So Fulham was introduced to a foreign concept last Saturday. It was called a draw: an event in which two teams totaled the same number of goals at the end of a game of football. The good guys didn’t score more than the other, but most importantly, nor did they score less. Therefore, Fulham stayed where they were in the Championship table. Better yet, they came on strong in the last 15 minutes of the game and won the process battle 1.5-0.8. That last portion of the sentence shouldn’t matter at all as it’s the actual goal counts and the results that matter. But at the end of the day, Fulham are still a good side in a rich vein of form at the right time.
If you really want to get a true handle on their recent success, don’t just look at their unbeaten January. Look at when they started to put any form a run together towards now and you’ll see that the boys from Southwest London improved dramatically since their crazy 5-4 win over Sheffield United. Since then, Ryan Sessegnon has been the prospect of the future coming from the second tier of England and Fulham are now the fourth best team, from an analytical standpoint, behind Wolves, Cardiff City, and Brentford. Most importantly, Fulham’s expected goal counts almost match their actual output throughout the entire campaign.
Now you can argue that the club has been quite lucky with their finishing as of late. Since the Sheffield United game, Fulham has scored 33 goals in 14 games. That is well past the 24.7 expected goals they have accumulated during that span, but that is still quite a respectable total. In fact, if you transpose that rate throughout the whole 2017/18 campaign, Fulham would actually have a season-long total of 54.7 expected goals instead of their 47.8. That brand new total would be the best in the entire Championship. So yeah, Fulham are fine when it comes to their process because even their worse case scenario means that they should be able to terrorize every opponent in the remainder of their fixture list.
On the other side, you have an Aston Villa side that is also on a strong run of form. They have won seven in a row and have outscored the opposition an astounding 16-3. However, expected goals will tell you that Villa should have only outscored everyone 8.6-7.0. Almost all of that luck from this hot streak can be encapsulated with how much they have had this entire season. Like Fulham though, this isn’t so much to say that luck was the sole reason for their achievements more than luck is needed to keep a winning streak going to dizzying heights.
After all, Villa is the eighth best team in attack and the fifth best team in defense based off of their season-long expected goal totals. Those high marks make them one of the most well-rounded clubs in England’s second tier and they will be quite difficult to stop.

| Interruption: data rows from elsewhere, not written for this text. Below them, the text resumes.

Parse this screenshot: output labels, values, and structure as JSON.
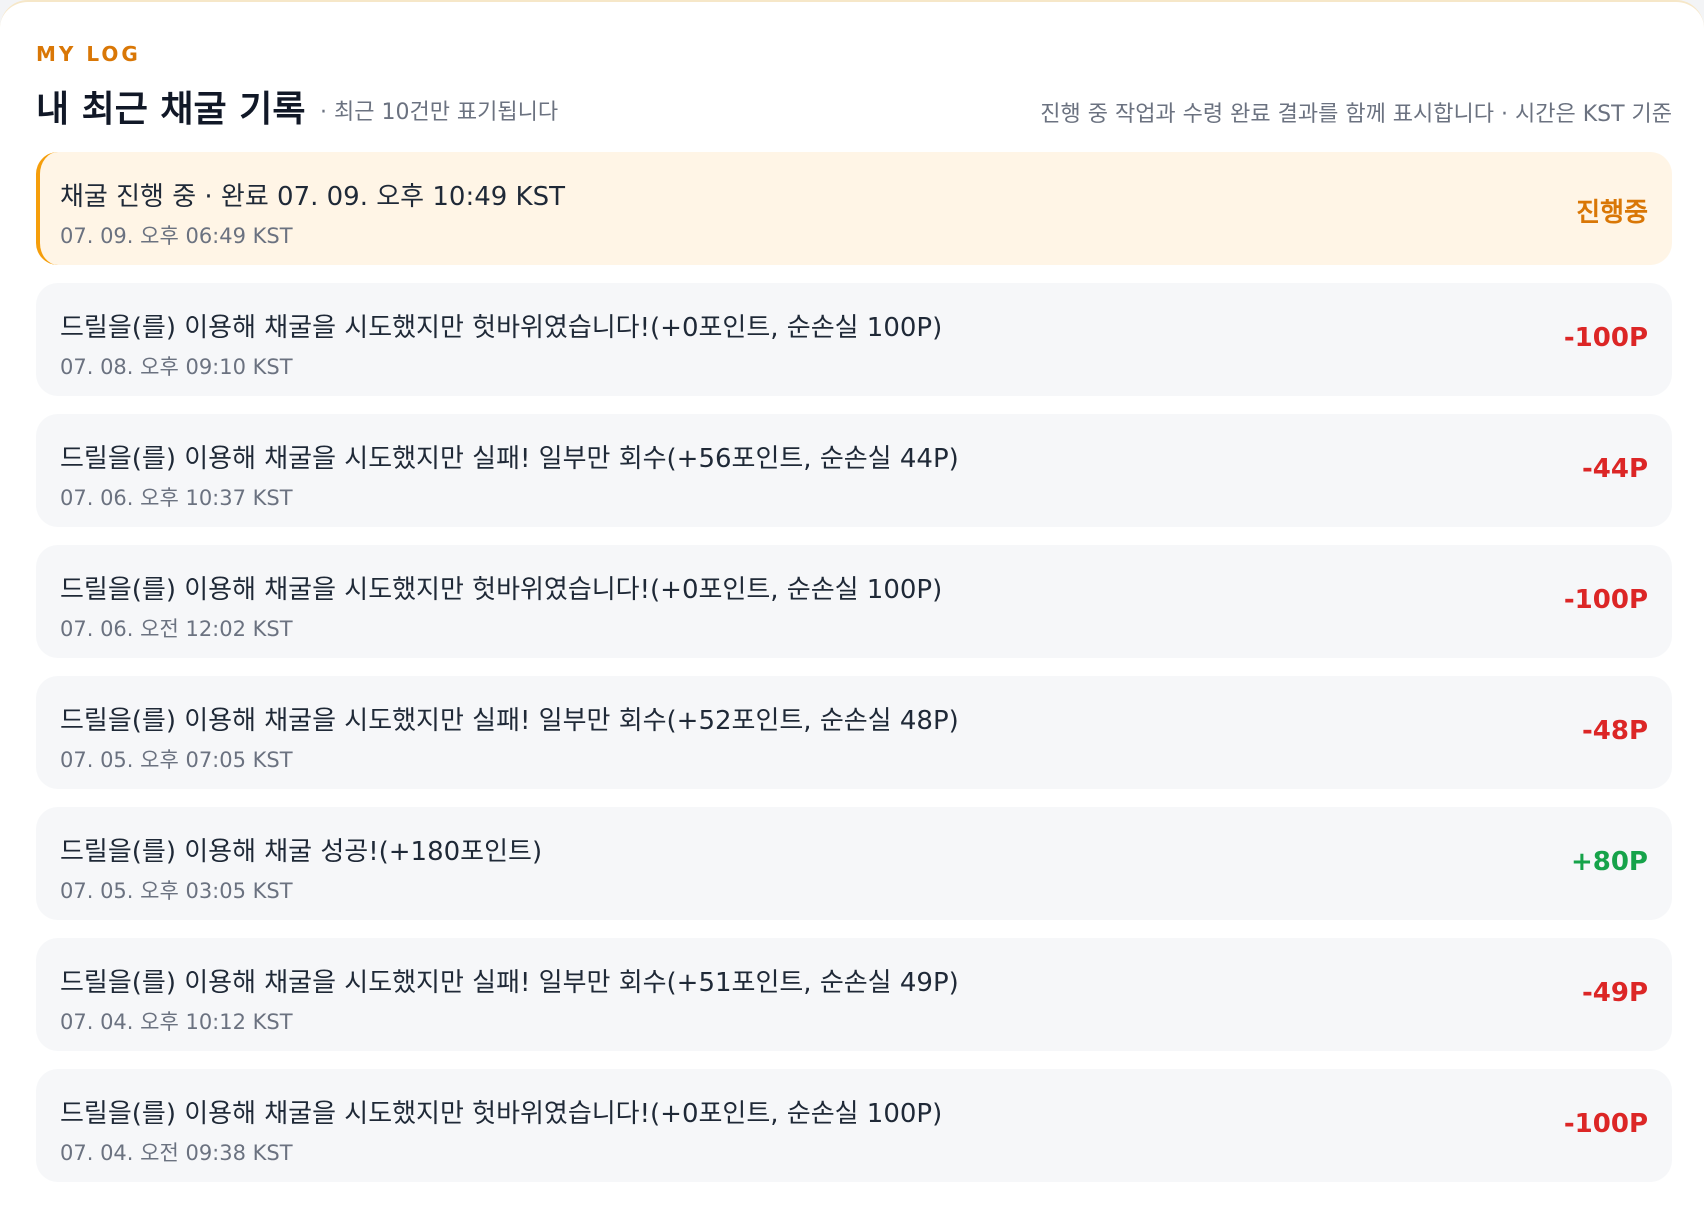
{
  "header": {
    "eyebrow": "MY LOG",
    "title": "내 최근 채굴 기록",
    "subtitle": "· 최근 10건만 표기됩니다",
    "note": "진행 중 작업과 수령 완료 결과를 함께 표시합니다 · 시간은 KST 기준"
  },
  "log": [
    {
      "title": "채굴 진행 중 · 완료 07. 09. 오후 10:49 KST",
      "time": "07. 09. 오후 06:49 KST",
      "amount": "진행중",
      "status": "pending"
    },
    {
      "title": "드릴을(를) 이용해 채굴을 시도했지만 헛바위였습니다!(+0포인트, 순손실 100P)",
      "time": "07. 08. 오후 09:10 KST",
      "amount": "-100P",
      "status": "negative"
    },
    {
      "title": "드릴을(를) 이용해 채굴을 시도했지만 실패! 일부만 회수(+56포인트, 순손실 44P)",
      "time": "07. 06. 오후 10:37 KST",
      "amount": "-44P",
      "status": "negative"
    },
    {
      "title": "드릴을(를) 이용해 채굴을 시도했지만 헛바위였습니다!(+0포인트, 순손실 100P)",
      "time": "07. 06. 오전 12:02 KST",
      "amount": "-100P",
      "status": "negative"
    },
    {
      "title": "드릴을(를) 이용해 채굴을 시도했지만 실패! 일부만 회수(+52포인트, 순손실 48P)",
      "time": "07. 05. 오후 07:05 KST",
      "amount": "-48P",
      "status": "negative"
    },
    {
      "title": "드릴을(를) 이용해 채굴 성공!(+180포인트)",
      "time": "07. 05. 오후 03:05 KST",
      "amount": "+80P",
      "status": "positive"
    },
    {
      "title": "드릴을(를) 이용해 채굴을 시도했지만 실패! 일부만 회수(+51포인트, 순손실 49P)",
      "time": "07. 04. 오후 10:12 KST",
      "amount": "-49P",
      "status": "negative"
    },
    {
      "title": "드릴을(를) 이용해 채굴을 시도했지만 헛바위였습니다!(+0포인트, 순손실 100P)",
      "time": "07. 04. 오전 09:38 KST",
      "amount": "-100P",
      "status": "negative"
    }
  ],
  "colors": {
    "accent": "#d97706",
    "negative": "#dc2626",
    "positive": "#16a34a",
    "active_bg": "#fff5e6"
  }
}
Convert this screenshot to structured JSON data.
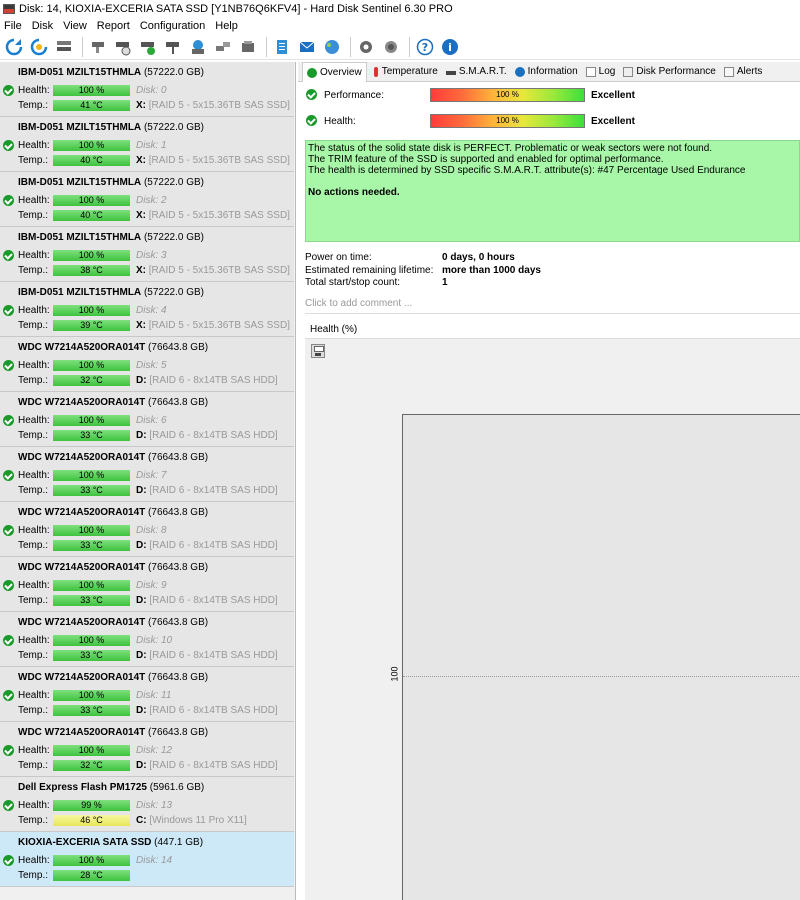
{
  "window": {
    "title": "Disk: 14, KIOXIA-EXCERIA SATA SSD [Y1NB76Q6KFV4]  -  Hard Disk Sentinel 6.30 PRO"
  },
  "menu": [
    "File",
    "Disk",
    "View",
    "Report",
    "Configuration",
    "Help"
  ],
  "toolbar": {
    "icons": [
      "refresh-icon",
      "refresh-all-icon",
      "disk-list-icon",
      "disk-test-icon",
      "disk-test-timed-icon",
      "disk-test-ok-icon",
      "disk-test-read-icon",
      "backup-icon",
      "network-icon",
      "disk-drive-icon",
      "report-icon",
      "email-icon",
      "send-report-icon",
      "settings-icon",
      "speaker-icon",
      "help-icon",
      "info-icon"
    ]
  },
  "disks": [
    {
      "model": "IBM-D051 MZILT15THMLA",
      "size": "(57222.0 GB)",
      "health": "100 %",
      "temp": "41 °C",
      "disk": "Disk: 0",
      "drive": "X:",
      "volume": "[RAID 5 - 5x15.36TB SAS SSD]"
    },
    {
      "model": "IBM-D051 MZILT15THMLA",
      "size": "(57222.0 GB)",
      "health": "100 %",
      "temp": "40 °C",
      "disk": "Disk: 1",
      "drive": "X:",
      "volume": "[RAID 5 - 5x15.36TB SAS SSD]"
    },
    {
      "model": "IBM-D051 MZILT15THMLA",
      "size": "(57222.0 GB)",
      "health": "100 %",
      "temp": "40 °C",
      "disk": "Disk: 2",
      "drive": "X:",
      "volume": "[RAID 5 - 5x15.36TB SAS SSD]"
    },
    {
      "model": "IBM-D051 MZILT15THMLA",
      "size": "(57222.0 GB)",
      "health": "100 %",
      "temp": "38 °C",
      "disk": "Disk: 3",
      "drive": "X:",
      "volume": "[RAID 5 - 5x15.36TB SAS SSD]"
    },
    {
      "model": "IBM-D051 MZILT15THMLA",
      "size": "(57222.0 GB)",
      "health": "100 %",
      "temp": "39 °C",
      "disk": "Disk: 4",
      "drive": "X:",
      "volume": "[RAID 5 - 5x15.36TB SAS SSD]"
    },
    {
      "model": "WDC     W7214A520ORA014T",
      "size": "(76643.8 GB)",
      "health": "100 %",
      "temp": "32 °C",
      "disk": "Disk: 5",
      "drive": "D:",
      "volume": "[RAID 6 - 8x14TB SAS HDD]"
    },
    {
      "model": "WDC     W7214A520ORA014T",
      "size": "(76643.8 GB)",
      "health": "100 %",
      "temp": "33 °C",
      "disk": "Disk: 6",
      "drive": "D:",
      "volume": "[RAID 6 - 8x14TB SAS HDD]"
    },
    {
      "model": "WDC     W7214A520ORA014T",
      "size": "(76643.8 GB)",
      "health": "100 %",
      "temp": "33 °C",
      "disk": "Disk: 7",
      "drive": "D:",
      "volume": "[RAID 6 - 8x14TB SAS HDD]"
    },
    {
      "model": "WDC     W7214A520ORA014T",
      "size": "(76643.8 GB)",
      "health": "100 %",
      "temp": "33 °C",
      "disk": "Disk: 8",
      "drive": "D:",
      "volume": "[RAID 6 - 8x14TB SAS HDD]"
    },
    {
      "model": "WDC     W7214A520ORA014T",
      "size": "(76643.8 GB)",
      "health": "100 %",
      "temp": "33 °C",
      "disk": "Disk: 9",
      "drive": "D:",
      "volume": "[RAID 6 - 8x14TB SAS HDD]"
    },
    {
      "model": "WDC     W7214A520ORA014T",
      "size": "(76643.8 GB)",
      "health": "100 %",
      "temp": "33 °C",
      "disk": "Disk: 10",
      "drive": "D:",
      "volume": "[RAID 6 - 8x14TB SAS HDD]"
    },
    {
      "model": "WDC     W7214A520ORA014T",
      "size": "(76643.8 GB)",
      "health": "100 %",
      "temp": "33 °C",
      "disk": "Disk: 11",
      "drive": "D:",
      "volume": "[RAID 6 - 8x14TB SAS HDD]"
    },
    {
      "model": "WDC     W7214A520ORA014T",
      "size": "(76643.8 GB)",
      "health": "100 %",
      "temp": "32 °C",
      "disk": "Disk: 12",
      "drive": "D:",
      "volume": "[RAID 6 - 8x14TB SAS HDD]"
    },
    {
      "model": "Dell Express Flash PM1725",
      "size": "(5961.6 GB)",
      "health": "99 %",
      "temp": "46 °C",
      "temp_color": "yellow",
      "disk": "Disk: 13",
      "drive": "C:",
      "volume": "[Windows 11 Pro X11]"
    },
    {
      "model": "KIOXIA-EXCERIA SATA SSD",
      "size": "(447.1 GB)",
      "health": "100 %",
      "temp": "28 °C",
      "disk": "Disk: 14",
      "drive": "",
      "volume": "",
      "selected": true
    }
  ],
  "labels": {
    "health": "Health:",
    "temp": "Temp.:"
  },
  "tabs": [
    {
      "label": "Overview",
      "icon": "check-icon",
      "active": true
    },
    {
      "label": "Temperature",
      "icon": "thermometer-icon"
    },
    {
      "label": "S.M.A.R.T.",
      "icon": "smart-icon"
    },
    {
      "label": "Information",
      "icon": "info-icon"
    },
    {
      "label": "Log",
      "icon": "log-icon"
    },
    {
      "label": "Disk Performance",
      "icon": "performance-icon"
    },
    {
      "label": "Alerts",
      "icon": "alerts-icon"
    }
  ],
  "overview": {
    "performance_label": "Performance:",
    "performance_value": "100 %",
    "performance_rating": "Excellent",
    "health_label": "Health:",
    "health_value": "100 %",
    "health_rating": "Excellent",
    "status_lines": [
      "The status of the solid state disk is PERFECT. Problematic or weak sectors were not found.",
      "The TRIM feature of the SSD is supported and enabled for optimal performance.",
      "The health is determined by SSD specific S.M.A.R.T. attribute(s):  #47 Percentage Used Endurance"
    ],
    "status_action": "No actions needed.",
    "power_on_label": "Power on time:",
    "power_on_value": "0 days, 0 hours",
    "lifetime_label": "Estimated remaining lifetime:",
    "lifetime_value": "more than 1000 days",
    "startstop_label": "Total start/stop count:",
    "startstop_value": "1",
    "comment_placeholder": "Click to add comment ...",
    "graph_title": "Health (%)",
    "graph_ytick": "100"
  },
  "colors": {
    "green": "#3fc23f",
    "status_bg": "#a8f7a8",
    "selected_bg": "#cde8f7",
    "temp_warn": "#e6e65a"
  }
}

Add in Fulham’s rankings in attack and defense of third and ninth best in the league, respectively, and you have yourself a great matchup at Craven Cottage.
But first, let’s take a look at Villa’s players to look out for the most.
First up, we go to a Premier League veteran that is not resting on his laurels. The 30-year old certainly wants to return to England’s top flight one more time and help guide a once-famous club back to where it belongs. With Snodgrass’s consistent rate of 2.16 chances created per 90 minutes, no Villa starter will be more dangerous with the ball at his feet. Thanks to a multi-dimensional attack, his assist rate of 0.39 per 90 minutes are the highest it has been since his data has been tracked by whoscored. It also helps that his shooting has been much more lethal now that he has other teammates that can make opposing defenders and goalkeepers sweat.
Before this campaign started, you would have thought that Jonathan Kodjia would be leading Aston Villa’s line and the goalscoring charts in the league. Then, he has been dealing with ankle issues all year to the point where he has only played in four league games. Enter Albert Adomah: a former Ghana International who is 30 and hasn’t reach double digits in goals since 2013/14. This particular campaign is almost a rich man’s version of what we are witnessing four years ago.
His shot rate struggles mightily to get above 1.7 per 90 minutes, but his accuracy forces goalkeepers to respect his shot. That is why his goal conversion rate of 25.0% has to be respected. No his career conversion rate of 12.2% proves that this feel-good story could all come to an end very soon. Still, Villa has needed a wide man that can take on people on the dribble and track back defensively and Adomah has more than done that. In fact, Adomah leads all Villa players with 89 defensive contributions this season.
Lastly, we go towards looking at a controversial youngster that looks like he has finally come good and looks to be living up to his billing. It’s quite amazing to think that Jack Grealish is 22 years old, but that’s how far both the attacking midfielder and Villa have fallen over the years. Instead of partying till the clock strikes dawn at a local club near you, the now-England youth international has decided to party on the pitch and has shone to spray some good passes all over the pitch. Along with Snodgrass and Adomah, this midfield triumvirate, plus Conor Hourihane is the most dangerous part of Villa’s XI and for Bruce to find a way to implement all of them with their specific skill sets is what has led to the club’s current run of form.
It will be fascinating what comes of Graelish as a shooter because if he were to ever pick that up, his skill-set will match that of a modern day attacking wide player. Until then, he has the look of an old-age winger with a good cross. His style can work, but only if he plays in the right system. Until then, there’s still more room to grow for Jack Grealish. He’s just finally allowing himself to do so after being in the limelight for so long.